---------- Records for the task ----------
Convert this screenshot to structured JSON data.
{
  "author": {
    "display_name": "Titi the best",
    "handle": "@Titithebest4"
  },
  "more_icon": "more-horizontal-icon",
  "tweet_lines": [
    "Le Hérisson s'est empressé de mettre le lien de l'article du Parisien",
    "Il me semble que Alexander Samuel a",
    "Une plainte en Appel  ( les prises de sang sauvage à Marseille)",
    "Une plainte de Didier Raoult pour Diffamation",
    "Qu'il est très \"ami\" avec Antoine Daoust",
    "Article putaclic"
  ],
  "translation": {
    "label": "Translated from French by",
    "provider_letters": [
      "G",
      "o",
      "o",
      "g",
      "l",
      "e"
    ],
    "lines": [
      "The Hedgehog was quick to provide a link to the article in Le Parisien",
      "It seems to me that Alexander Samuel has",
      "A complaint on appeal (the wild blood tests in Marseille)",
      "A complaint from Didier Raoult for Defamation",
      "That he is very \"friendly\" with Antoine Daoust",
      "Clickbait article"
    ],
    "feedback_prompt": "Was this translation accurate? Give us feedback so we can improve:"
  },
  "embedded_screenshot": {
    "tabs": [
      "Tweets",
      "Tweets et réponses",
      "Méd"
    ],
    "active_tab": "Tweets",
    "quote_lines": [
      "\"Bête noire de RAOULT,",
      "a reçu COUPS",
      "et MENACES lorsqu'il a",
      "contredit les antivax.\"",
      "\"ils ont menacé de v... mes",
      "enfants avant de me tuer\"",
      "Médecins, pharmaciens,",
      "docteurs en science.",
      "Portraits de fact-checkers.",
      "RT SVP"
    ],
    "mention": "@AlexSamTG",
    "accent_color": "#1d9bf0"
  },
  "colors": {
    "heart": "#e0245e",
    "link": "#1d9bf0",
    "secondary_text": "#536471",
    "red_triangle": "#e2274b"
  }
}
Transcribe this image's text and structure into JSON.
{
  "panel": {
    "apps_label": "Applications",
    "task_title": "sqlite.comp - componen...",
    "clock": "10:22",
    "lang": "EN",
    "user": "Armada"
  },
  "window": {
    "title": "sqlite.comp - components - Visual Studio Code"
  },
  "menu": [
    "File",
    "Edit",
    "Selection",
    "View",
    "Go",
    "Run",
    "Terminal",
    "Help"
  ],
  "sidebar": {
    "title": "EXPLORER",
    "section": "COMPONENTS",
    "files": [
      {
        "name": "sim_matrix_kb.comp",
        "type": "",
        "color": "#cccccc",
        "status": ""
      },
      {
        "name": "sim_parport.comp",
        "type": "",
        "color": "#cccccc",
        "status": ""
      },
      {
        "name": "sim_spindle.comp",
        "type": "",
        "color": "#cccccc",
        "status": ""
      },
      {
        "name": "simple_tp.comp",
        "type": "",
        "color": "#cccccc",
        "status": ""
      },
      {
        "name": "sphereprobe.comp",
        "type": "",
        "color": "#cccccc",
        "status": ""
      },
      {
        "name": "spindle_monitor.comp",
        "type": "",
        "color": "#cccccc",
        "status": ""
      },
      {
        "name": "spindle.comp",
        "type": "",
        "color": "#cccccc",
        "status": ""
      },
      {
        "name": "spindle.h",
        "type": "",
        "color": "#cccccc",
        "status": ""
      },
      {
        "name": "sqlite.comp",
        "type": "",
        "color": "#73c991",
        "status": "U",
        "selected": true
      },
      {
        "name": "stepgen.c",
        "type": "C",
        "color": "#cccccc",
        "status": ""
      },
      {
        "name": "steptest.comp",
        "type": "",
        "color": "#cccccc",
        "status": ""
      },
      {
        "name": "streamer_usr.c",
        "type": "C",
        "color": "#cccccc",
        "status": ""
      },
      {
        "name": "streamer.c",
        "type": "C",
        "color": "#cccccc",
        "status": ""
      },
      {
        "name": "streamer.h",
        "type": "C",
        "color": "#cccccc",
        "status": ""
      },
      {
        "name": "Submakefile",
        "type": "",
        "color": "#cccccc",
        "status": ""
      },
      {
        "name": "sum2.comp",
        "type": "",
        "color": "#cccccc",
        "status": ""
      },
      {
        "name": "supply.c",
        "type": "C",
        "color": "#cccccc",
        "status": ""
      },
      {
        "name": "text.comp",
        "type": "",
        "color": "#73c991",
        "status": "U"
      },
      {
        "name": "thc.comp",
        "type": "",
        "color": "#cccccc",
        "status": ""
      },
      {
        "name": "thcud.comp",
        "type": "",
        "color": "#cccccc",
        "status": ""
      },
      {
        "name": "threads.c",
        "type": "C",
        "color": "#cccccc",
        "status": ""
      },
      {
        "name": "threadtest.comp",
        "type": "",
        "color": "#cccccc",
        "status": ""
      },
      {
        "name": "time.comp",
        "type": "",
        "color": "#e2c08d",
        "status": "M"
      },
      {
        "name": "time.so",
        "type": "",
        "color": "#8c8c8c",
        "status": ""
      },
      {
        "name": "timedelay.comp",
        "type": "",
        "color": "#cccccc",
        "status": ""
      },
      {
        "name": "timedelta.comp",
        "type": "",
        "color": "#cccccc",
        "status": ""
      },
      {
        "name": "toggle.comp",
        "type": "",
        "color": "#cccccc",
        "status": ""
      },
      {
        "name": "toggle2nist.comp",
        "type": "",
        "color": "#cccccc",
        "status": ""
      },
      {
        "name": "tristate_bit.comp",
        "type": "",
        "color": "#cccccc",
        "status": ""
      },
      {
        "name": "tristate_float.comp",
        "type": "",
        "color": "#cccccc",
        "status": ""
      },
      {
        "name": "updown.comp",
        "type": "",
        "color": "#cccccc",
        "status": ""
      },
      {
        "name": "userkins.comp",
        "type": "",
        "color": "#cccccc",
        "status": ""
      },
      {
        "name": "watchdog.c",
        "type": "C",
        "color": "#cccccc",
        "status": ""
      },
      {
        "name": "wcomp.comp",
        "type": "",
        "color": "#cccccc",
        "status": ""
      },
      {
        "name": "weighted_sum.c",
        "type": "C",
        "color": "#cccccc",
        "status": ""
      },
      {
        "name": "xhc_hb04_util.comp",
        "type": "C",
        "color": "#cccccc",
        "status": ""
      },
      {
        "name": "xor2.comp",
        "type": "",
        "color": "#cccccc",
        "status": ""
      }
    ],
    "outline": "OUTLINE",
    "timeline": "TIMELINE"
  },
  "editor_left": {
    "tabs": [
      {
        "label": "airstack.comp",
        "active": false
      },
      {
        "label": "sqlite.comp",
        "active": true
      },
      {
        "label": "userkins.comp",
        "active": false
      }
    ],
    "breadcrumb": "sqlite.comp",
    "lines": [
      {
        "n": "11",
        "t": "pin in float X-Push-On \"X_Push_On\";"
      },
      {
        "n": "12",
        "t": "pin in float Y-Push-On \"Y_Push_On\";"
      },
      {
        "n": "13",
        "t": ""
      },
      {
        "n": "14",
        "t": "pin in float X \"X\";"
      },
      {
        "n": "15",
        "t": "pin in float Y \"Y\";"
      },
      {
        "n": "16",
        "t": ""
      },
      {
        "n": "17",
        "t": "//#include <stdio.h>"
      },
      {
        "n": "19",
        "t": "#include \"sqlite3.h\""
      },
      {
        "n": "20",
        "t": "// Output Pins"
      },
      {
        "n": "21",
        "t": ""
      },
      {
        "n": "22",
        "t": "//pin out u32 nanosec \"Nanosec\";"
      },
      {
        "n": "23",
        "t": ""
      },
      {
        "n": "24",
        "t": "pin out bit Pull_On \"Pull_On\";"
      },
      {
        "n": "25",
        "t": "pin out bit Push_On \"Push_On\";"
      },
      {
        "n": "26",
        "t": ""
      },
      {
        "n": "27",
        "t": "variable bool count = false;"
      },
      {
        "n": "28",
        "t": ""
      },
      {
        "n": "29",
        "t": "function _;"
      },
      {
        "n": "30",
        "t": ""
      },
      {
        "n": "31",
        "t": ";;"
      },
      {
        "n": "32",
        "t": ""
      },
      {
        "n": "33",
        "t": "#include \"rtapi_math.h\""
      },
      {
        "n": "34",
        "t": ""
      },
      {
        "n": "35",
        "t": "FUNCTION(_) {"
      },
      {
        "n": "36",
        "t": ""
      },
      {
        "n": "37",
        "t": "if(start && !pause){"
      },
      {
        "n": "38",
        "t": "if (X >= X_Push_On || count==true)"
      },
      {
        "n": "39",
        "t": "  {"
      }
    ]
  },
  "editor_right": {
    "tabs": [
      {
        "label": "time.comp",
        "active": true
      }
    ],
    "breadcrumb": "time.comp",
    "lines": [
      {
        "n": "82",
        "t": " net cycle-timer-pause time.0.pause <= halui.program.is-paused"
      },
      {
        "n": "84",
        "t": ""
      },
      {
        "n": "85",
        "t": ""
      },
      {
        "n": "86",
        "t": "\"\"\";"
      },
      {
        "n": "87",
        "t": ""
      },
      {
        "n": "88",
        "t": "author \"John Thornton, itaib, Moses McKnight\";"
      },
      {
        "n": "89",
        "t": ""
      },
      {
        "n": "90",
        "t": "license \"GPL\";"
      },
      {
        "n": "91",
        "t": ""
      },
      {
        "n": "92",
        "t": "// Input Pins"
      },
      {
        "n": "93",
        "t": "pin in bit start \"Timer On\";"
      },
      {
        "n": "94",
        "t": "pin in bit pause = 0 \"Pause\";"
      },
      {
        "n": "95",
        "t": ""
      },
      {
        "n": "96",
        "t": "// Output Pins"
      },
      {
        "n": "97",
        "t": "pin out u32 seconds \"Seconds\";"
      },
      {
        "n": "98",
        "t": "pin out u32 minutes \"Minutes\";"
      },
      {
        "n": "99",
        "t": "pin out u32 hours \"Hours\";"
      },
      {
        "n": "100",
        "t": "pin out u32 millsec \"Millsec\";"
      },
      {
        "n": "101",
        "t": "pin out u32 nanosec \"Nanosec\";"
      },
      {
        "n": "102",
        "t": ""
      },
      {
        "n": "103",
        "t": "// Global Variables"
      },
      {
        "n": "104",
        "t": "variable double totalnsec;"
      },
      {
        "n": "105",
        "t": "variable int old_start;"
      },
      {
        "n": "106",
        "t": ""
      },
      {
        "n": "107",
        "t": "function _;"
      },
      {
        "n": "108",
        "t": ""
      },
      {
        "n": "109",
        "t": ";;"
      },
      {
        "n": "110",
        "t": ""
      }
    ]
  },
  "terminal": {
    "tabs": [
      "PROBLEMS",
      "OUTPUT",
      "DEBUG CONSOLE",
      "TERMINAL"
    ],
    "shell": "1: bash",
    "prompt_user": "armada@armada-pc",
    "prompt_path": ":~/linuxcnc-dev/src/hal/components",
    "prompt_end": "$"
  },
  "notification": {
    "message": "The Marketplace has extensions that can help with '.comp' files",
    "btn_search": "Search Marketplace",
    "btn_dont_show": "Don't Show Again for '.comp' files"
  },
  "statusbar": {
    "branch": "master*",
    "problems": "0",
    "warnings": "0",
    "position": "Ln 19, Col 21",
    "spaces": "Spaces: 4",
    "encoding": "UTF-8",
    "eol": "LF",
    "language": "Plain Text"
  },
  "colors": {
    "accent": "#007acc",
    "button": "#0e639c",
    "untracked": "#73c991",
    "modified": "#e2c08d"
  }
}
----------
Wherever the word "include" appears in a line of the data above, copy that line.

        "t": "//#include <stdio.h>"
        "t": "#include \"sqlite3.h\""
        "t": "#include \"rtapi_math.h\""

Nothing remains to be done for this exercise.